Plenary C: Developing Tools for Global Neuropsychological Assessment

Course Date: Thursday, February 02, 2023

Course Time: 10:45 - 11:40 (10:45 AM - 11:40 AM)

Timezone: America/Los_Angeles

Credit Hours: 1
Instructor(s) David J. Schretlen

Level of Instruction: Intermediate

David J. Schretlen, PhD

Professor of Medical Psychology and Radiology

The Johns Hopkins University School of Medicine

Location: Town & Country Ballroom A 

Credit Hours: 1.0

Level of Instruction: Intermediate

Plenary C: Developing Tools for Global Neuropsychological Assessment

Abstract & Learning Objectives:

During the 20th century, neuropsychology emerged as a research and clinical specialty, predominantly—though not exclusively—in Western Europe and North America. Formation of the International Neuropsychological Society has done much to foster globalization of the discipline, though we have yet to develop neuropsychological assessment instruments that are suitable for worldwide use. Test publishers have few financial incentives to undertake the development, standardization, and normative data collection required to create cognitive tests for worldwide use. And health-related funding organizations typically prioritize disease-focused etiologic, mechanistic, and treatment research in their resource allocation. Thus, developing such tools will likely require clinical data and other contributions from the entire international community of neuropsychologists. In this address, I will focus on two approaches to developing tests and norms that are suitable to global use, along with ongoing efforts and progress to date in each. I will also appeal to every member of the international community of neuropsychologists to help turn this vision into a reality now.

Upon conclusion of this course, learners will be able to:

1. Describe two fundamental approaches to developing neuropsychological tests that are appropriate for international use.

2. Explain at least one strength and limitation of each approach to global test and regression-based norms development.

3. Assess how to personally engage in a project that aims to provide contributors with free access to a global neuropsychological test battery that is suitable for use worldwide in multiple languages.

Speaker Biography:

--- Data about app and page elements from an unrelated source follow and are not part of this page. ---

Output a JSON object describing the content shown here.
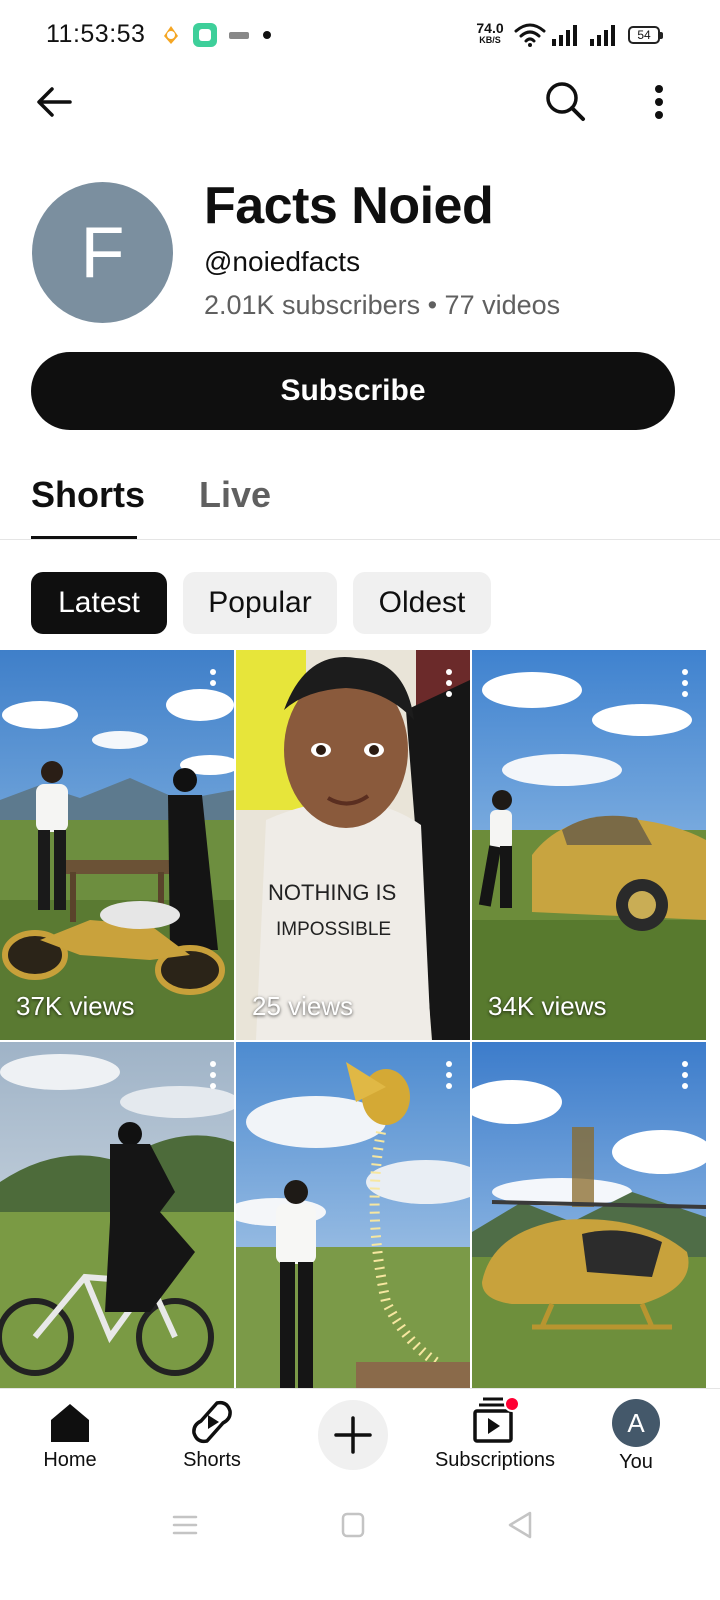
{
  "status_bar": {
    "time": "11:53:53",
    "net_speed_value": "74.0",
    "net_speed_unit": "KB/S",
    "battery": "54"
  },
  "channel": {
    "avatar_letter": "F",
    "name": "Facts Noied",
    "handle": "@noiedfacts",
    "meta": "2.01K subscribers • 77 videos",
    "subscribe_label": "Subscribe"
  },
  "tabs": [
    {
      "label": "Shorts",
      "active": true
    },
    {
      "label": "Live",
      "active": false
    }
  ],
  "chips": [
    {
      "label": "Latest",
      "selected": true
    },
    {
      "label": "Popular",
      "selected": false
    },
    {
      "label": "Oldest",
      "selected": false
    }
  ],
  "shorts": [
    {
      "views": "37K views",
      "scene": "gold motorbike on grass field"
    },
    {
      "views": "25 views",
      "scene": "boy wearing NOTHING IS IMPOSSIBLE shirt",
      "shirt_text_1": "NOTHING IS",
      "shirt_text_2": "IMPOSSIBLE"
    },
    {
      "views": "34K views",
      "scene": "woman beside gold car"
    },
    {
      "views": "",
      "scene": "woman riding bicycle"
    },
    {
      "views": "",
      "scene": "woman and golden chicken"
    },
    {
      "views": "",
      "scene": "gold helicopter"
    }
  ],
  "bottom_nav": {
    "home": "Home",
    "shorts": "Shorts",
    "subscriptions": "Subscriptions",
    "you": "You",
    "you_avatar_letter": "A"
  },
  "colors": {
    "avatar_bg": "#7b8f9f",
    "subscribe_bg": "#0f0f0f",
    "notification_dot": "#ff0033",
    "secondary_text": "#606060"
  },
  "icons": [
    "back-arrow-icon",
    "search-icon",
    "more-vert-icon",
    "home-icon",
    "shorts-icon",
    "create-plus-icon",
    "subscriptions-icon"
  ]
}
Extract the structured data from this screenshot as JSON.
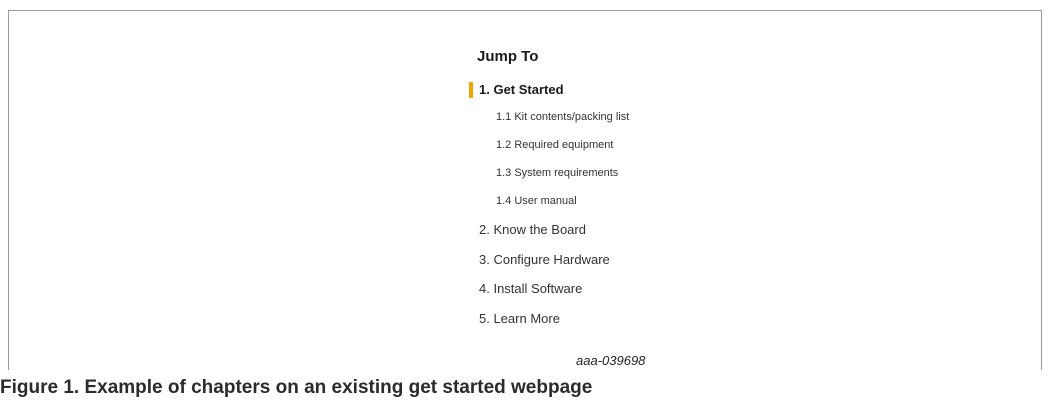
{
  "jump_to": {
    "title": "Jump To",
    "accent_color": "#f4a300",
    "active_chapter": {
      "label": "1. Get Started",
      "subitems": [
        {
          "label": "1.1 Kit contents/packing list"
        },
        {
          "label": "1.2 Required equipment"
        },
        {
          "label": "1.3 System requirements"
        },
        {
          "label": "1.4 User manual"
        }
      ]
    },
    "chapters": [
      {
        "label": "2. Know the Board"
      },
      {
        "label": "3. Configure Hardware"
      },
      {
        "label": "4. Install Software"
      },
      {
        "label": "5. Learn More"
      }
    ]
  },
  "figure": {
    "id": "aaa-039698",
    "caption": "Figure 1.  Example of chapters on an existing get started webpage"
  }
}
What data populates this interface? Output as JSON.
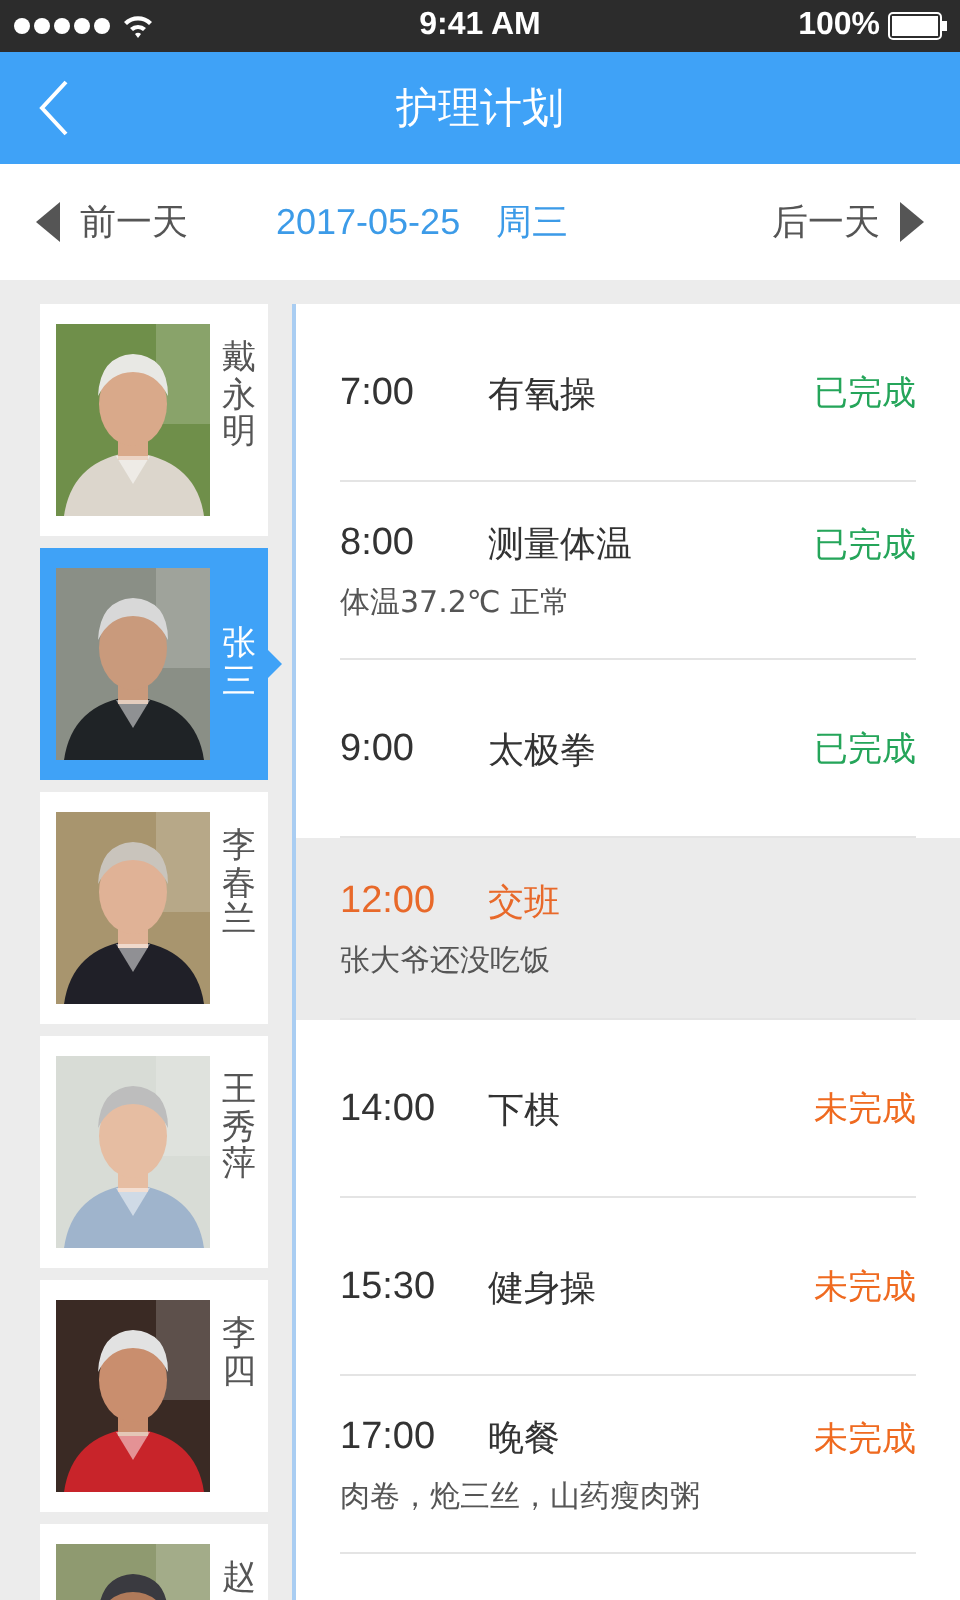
{
  "status_bar": {
    "time": "9:41 AM",
    "battery": "100%"
  },
  "header": {
    "title": "护理计划"
  },
  "date_bar": {
    "prev": "前一天",
    "date": "2017-05-25",
    "weekday": "周三",
    "next": "后一天"
  },
  "residents": [
    {
      "name": "戴永明",
      "selected": false
    },
    {
      "name": "张三",
      "selected": true
    },
    {
      "name": "李春兰",
      "selected": false
    },
    {
      "name": "王秀萍",
      "selected": false
    },
    {
      "name": "李四",
      "selected": false
    },
    {
      "name": "赵",
      "selected": false
    }
  ],
  "tasks": [
    {
      "kind": "task",
      "time": "7:00",
      "title": "有氧操",
      "status": "已完成",
      "done": true
    },
    {
      "kind": "task",
      "time": "8:00",
      "title": "测量体温",
      "status": "已完成",
      "done": true,
      "note": "体温37.2℃ 正常"
    },
    {
      "kind": "task",
      "time": "9:00",
      "title": "太极拳",
      "status": "已完成",
      "done": true
    },
    {
      "kind": "handover",
      "time": "12:00",
      "title": "交班",
      "note": "张大爷还没吃饭"
    },
    {
      "kind": "task",
      "time": "14:00",
      "title": "下棋",
      "status": "未完成",
      "done": false
    },
    {
      "kind": "task",
      "time": "15:30",
      "title": "健身操",
      "status": "未完成",
      "done": false
    },
    {
      "kind": "task",
      "time": "17:00",
      "title": "晚餐",
      "status": "未完成",
      "done": false,
      "note": "肉卷，炝三丝，山药瘦肉粥"
    }
  ]
}
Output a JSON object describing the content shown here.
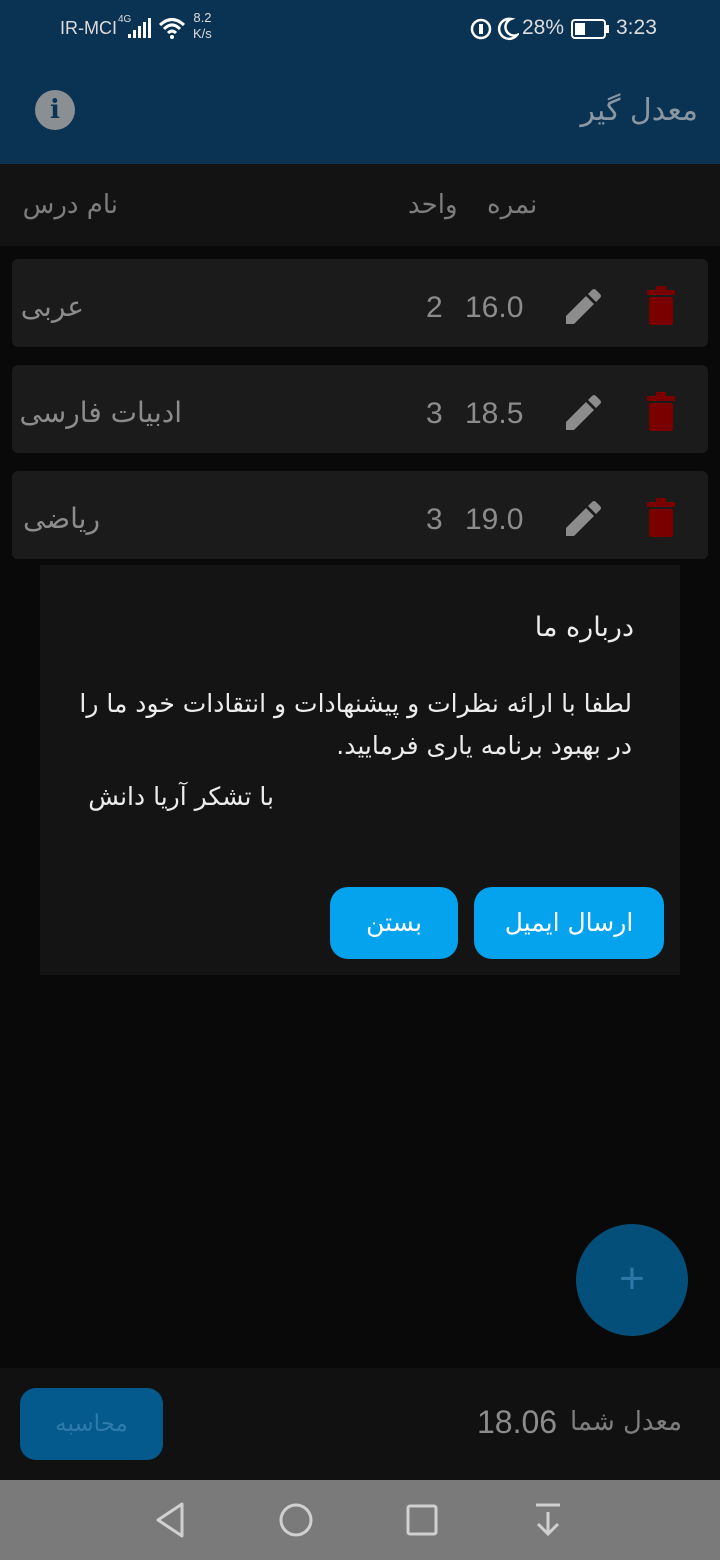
{
  "status_bar": {
    "carrier": "IR-MCI",
    "network": "4G",
    "speed_value": "8.2",
    "speed_unit": "K/s",
    "battery": "28%",
    "time": "3:23"
  },
  "app_bar": {
    "title": "معدل گیر",
    "info_icon": "info-icon"
  },
  "table_header": {
    "name_col": "نام درس",
    "grade_col": "نمره",
    "unit_col": "واحد"
  },
  "courses": [
    {
      "name": "عربی",
      "grade": "16.0",
      "unit": "2"
    },
    {
      "name": "ادبیات فارسی",
      "grade": "18.5",
      "unit": "3"
    },
    {
      "name": "ریاضی",
      "grade": "19.0",
      "unit": "3"
    }
  ],
  "dialog": {
    "title": "درباره ما",
    "body": "لطفا با ارائه نظرات و پیشنهادات و انتقادات خود ما را در بهبود برنامه یاری فرمایید.",
    "thanks": "با تشکر آریا دانش",
    "email_button": "ارسال ایمیل",
    "close_button": "بستن"
  },
  "fab": {
    "label": "+"
  },
  "bottom": {
    "calculate_button": "محاسبه",
    "average_label": "معدل شما",
    "average_value": "18.06"
  },
  "colors": {
    "app_bar": "#0a3252",
    "accent": "#05a3ed",
    "delete": "#7a0000",
    "edit": "#8c8c8c"
  }
}
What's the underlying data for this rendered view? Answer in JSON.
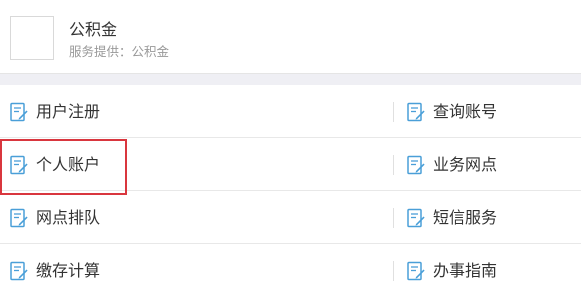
{
  "header": {
    "service_name": "公积金",
    "service_provider": "服务提供：公积金"
  },
  "menu": {
    "icon": "document-edit-icon",
    "icon_color": "#4a9fd8",
    "rows": [
      {
        "left": "用户注册",
        "right": "查询账号"
      },
      {
        "left": "个人账户",
        "right": "业务网点"
      },
      {
        "left": "网点排队",
        "right": "短信服务"
      },
      {
        "left": "缴存计算",
        "right": "办事指南"
      }
    ]
  },
  "highlight": {
    "target": "个人账户",
    "color": "#d9363e"
  }
}
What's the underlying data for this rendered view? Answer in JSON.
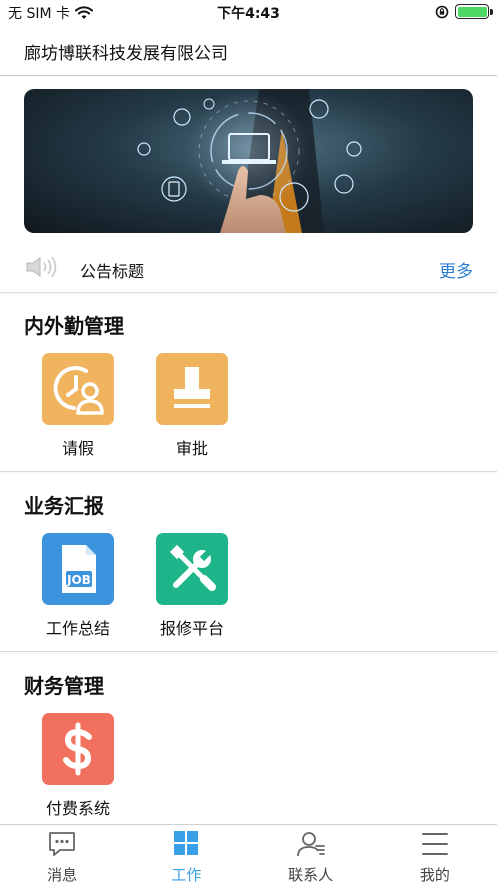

David Schretlen, PhD is a Professor and Director of the Division of Medical Psychology in the Department of Psychiatry and Behavioral Sciences of the Johns Hopkins University School of Medicine. He holds a joint appointment in the Department of Radiology. He is a board-certified neuropsychologist and Fellow of the APA and APS. Dr. Schretlen completed his doctorate in clinical psychology at the University of Arizona in 1986, an internship at McLean Hospital, Harvard Medical School, and a post-doctoral residency in neuropsychology at the UCLA Neuropsychiatric Institute. He has served as a grant reviewer for the National Institutes of Health and on the editorial boards of several scientific journals. He authored 400 articles, monographs, book chapters, and abstracts, along with three neuropsychological tests and software designed to increase the precision of neuropsychological measures for persons of diverse backgrounds. Dr. Schretlen founded and directs the International Neuropsychological Normative Database Initiative (INNDI;, and Global Neuropsychology, Inc. (GNI;, both of which are developing global norms for neurocognitive tests.